Take your time in masking this up, the more paint you can keep off everything, the better. Same can be said for prep: a good scuff on the column before primer and some wetsanding before color will yield better results than simply spraying away. The end result turned out excellent, with professional products yielding a professional result, even from an amateur bodyman as myself.

With the column prepped, we move back to the box. A Borgeson rag joint will be used to join the two together. Our steering box uses a ¾-30 spline, while the column is 1” DD.

Now, here’s one noteworthy part that’s a common talking point for me when it comes to columns: Keep in mind, EVERY CAR IS DIFFERENT. Read that one more time, just to be 100% clear. Everything from frame variances, to body mount sag over time, to new body mounts being taller, to the body being slid back or slid forward, there are multiple points that can all affect this column and rag joint fitment. You see how close our application is but does still work. There may be some modification required for your application, no matter what product you use.

The rag joint has two set screws on the column side: one intended to push against the DD shaft, and a longer one to thru-bolt the shaft to act as a safety. Many will not run the thru-bolt, but I always do as additional peace of mind. If you do wish to run the thru-bolt safety screw, you will simply need to mark the column once you have it fitted in place and drill to accommodate. Special note: Make sure you slide on your column seals before installing your column, so you won’t have to uninstall after everything is all together. Ask me how I know to do this……

The column is supported from the floor via an IDIDIT floor mount, part number IDT- 2401400010, and the factory upper column mount

The IDITIT mount uses the factory outer column support nuts in the toe board, only this time on the inside, shown here.

With the column in place, affix the factory upper column mount, and use the supplied t-bolt clamp to bolt the column down to the support.

Install your steering wheel of flavor and connect your wiring (there’re kits available for plug-and-play here depending on your harness), and you’re done on the inside. Out under the hood, you’ll need to connect your shift linkage (if you have one), and run power steering lines in according fashion to whatever engine you’ll be using (you’ll see this at a later date with this project utilizing Billet Specialties braided hose kit).

As with any steering/suspension upgrade, a trip to your local alignment shop will be in order, and you’ll be enjoying the benefits of solid, upgraded steering in no time!

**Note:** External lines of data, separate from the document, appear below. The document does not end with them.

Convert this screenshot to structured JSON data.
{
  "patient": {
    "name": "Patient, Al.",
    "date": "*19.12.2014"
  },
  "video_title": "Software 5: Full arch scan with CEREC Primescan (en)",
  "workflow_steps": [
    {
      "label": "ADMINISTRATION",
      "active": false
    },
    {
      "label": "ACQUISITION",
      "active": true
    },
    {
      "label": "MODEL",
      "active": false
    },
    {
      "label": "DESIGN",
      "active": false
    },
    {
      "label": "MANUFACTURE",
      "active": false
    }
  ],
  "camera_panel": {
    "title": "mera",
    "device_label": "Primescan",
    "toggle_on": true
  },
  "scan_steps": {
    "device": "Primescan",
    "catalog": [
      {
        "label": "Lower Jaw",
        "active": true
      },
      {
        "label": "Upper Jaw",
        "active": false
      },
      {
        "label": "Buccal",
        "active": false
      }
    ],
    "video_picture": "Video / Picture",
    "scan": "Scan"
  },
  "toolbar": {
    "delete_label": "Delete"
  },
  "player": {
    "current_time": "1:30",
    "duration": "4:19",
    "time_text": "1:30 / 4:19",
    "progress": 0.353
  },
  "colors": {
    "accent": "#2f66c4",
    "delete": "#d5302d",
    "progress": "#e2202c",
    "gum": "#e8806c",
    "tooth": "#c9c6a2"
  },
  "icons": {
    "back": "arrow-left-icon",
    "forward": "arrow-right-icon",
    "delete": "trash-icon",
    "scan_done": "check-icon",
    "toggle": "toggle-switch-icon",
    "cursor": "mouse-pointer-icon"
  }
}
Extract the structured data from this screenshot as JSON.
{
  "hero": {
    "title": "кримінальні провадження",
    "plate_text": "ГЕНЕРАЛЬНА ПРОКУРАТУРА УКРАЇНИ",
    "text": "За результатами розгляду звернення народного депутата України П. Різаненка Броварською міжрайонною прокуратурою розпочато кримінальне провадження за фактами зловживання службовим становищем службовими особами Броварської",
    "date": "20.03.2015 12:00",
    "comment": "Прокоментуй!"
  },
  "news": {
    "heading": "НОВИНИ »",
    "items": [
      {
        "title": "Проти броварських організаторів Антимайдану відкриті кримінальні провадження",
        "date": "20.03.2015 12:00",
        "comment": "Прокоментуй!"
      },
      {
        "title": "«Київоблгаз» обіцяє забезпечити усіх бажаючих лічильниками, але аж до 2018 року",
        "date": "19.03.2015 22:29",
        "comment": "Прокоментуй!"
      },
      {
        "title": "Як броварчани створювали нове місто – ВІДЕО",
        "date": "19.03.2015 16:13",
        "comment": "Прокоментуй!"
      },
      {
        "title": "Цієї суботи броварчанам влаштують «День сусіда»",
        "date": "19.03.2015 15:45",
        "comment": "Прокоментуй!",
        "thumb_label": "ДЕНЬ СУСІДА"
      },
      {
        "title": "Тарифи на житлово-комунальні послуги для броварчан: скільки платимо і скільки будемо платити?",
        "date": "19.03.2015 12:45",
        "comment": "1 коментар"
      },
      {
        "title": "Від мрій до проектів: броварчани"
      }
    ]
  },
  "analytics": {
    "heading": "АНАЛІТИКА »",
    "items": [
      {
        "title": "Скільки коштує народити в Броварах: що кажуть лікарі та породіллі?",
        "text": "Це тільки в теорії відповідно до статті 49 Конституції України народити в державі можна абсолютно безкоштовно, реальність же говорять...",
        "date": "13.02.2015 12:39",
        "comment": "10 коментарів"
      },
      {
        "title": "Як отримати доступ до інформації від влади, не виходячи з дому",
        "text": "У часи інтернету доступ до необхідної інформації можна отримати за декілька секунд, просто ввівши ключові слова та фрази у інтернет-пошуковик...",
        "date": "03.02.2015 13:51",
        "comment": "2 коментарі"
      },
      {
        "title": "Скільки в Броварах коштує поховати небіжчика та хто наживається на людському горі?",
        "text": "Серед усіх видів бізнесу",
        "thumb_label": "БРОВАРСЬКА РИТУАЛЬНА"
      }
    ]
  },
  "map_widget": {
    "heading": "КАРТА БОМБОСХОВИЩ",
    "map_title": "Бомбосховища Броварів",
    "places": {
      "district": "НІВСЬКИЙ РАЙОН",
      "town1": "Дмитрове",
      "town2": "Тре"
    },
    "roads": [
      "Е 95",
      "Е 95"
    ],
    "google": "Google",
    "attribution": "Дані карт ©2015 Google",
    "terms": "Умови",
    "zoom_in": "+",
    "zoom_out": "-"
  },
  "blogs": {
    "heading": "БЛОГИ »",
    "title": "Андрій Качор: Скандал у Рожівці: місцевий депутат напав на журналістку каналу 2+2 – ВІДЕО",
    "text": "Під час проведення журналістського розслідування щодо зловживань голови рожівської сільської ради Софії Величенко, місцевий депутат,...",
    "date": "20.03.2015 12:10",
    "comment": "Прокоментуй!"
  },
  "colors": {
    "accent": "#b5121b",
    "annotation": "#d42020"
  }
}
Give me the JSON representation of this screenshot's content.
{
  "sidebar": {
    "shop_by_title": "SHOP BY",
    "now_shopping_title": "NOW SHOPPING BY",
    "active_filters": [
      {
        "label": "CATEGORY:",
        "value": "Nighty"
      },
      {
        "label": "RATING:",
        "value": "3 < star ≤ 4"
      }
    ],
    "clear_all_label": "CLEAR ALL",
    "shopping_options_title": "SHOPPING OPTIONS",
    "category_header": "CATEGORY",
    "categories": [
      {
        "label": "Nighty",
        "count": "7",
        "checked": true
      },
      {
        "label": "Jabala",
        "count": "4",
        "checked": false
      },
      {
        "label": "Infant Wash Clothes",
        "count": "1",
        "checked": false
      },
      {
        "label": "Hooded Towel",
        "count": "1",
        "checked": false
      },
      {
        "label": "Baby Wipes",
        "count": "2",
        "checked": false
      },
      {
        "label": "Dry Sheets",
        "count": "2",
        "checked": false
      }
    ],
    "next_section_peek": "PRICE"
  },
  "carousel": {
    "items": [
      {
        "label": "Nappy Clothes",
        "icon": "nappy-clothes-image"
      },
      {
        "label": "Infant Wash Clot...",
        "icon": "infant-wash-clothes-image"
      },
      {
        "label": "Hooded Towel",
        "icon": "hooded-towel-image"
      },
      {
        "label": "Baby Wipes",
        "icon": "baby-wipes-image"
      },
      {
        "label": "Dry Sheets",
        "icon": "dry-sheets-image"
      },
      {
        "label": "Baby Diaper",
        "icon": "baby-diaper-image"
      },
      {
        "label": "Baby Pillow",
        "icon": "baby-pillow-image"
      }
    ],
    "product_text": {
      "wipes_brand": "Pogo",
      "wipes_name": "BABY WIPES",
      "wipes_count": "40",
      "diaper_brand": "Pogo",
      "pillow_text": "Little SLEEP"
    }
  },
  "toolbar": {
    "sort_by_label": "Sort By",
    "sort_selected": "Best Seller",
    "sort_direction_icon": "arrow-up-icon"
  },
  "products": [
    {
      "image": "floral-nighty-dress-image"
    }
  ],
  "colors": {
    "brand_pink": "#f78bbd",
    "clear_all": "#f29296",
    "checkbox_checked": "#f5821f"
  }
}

To order your Complete Steering kit, visit

For a printable version of instructions, visit HERE.

Brought to you by the American Tri-Five Association.